** Assignment **
Your result will be the set of lines with "avatar", copied from the material below.

** Raw data **
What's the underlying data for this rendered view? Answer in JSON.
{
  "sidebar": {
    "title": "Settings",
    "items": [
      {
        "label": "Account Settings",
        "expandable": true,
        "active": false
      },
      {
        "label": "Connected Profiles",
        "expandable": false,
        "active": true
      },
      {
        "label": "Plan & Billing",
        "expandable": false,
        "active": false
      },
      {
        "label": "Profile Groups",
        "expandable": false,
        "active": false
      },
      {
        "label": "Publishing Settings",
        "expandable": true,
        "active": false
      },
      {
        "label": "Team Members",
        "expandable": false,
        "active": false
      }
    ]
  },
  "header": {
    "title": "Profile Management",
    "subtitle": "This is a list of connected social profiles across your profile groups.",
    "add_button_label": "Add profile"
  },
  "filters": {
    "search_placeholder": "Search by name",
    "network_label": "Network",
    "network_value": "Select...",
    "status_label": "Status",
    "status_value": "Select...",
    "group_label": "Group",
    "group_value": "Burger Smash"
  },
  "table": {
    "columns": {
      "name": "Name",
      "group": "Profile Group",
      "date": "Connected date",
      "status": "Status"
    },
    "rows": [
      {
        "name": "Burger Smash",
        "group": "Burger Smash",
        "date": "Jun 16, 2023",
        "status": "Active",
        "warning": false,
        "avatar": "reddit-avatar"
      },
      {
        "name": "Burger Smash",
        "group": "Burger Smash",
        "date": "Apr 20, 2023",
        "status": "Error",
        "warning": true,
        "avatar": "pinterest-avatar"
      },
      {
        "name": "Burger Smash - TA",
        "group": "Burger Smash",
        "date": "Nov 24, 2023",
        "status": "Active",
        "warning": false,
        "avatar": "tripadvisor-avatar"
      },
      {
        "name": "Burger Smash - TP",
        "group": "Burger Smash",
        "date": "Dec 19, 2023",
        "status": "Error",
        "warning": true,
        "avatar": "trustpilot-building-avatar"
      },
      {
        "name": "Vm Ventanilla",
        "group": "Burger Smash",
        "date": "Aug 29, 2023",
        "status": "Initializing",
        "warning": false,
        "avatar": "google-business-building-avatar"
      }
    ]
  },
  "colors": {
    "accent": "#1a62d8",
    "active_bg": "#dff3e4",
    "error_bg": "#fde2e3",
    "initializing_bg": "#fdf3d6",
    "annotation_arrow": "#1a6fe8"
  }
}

** Your solution **
        "avatar": "reddit-avatar"
        "avatar": "pinterest-avatar"
        "avatar": "tripadvisor-avatar"
        "avatar": "trustpilot-building-avatar"
        "avatar": "google-business-building-avatar"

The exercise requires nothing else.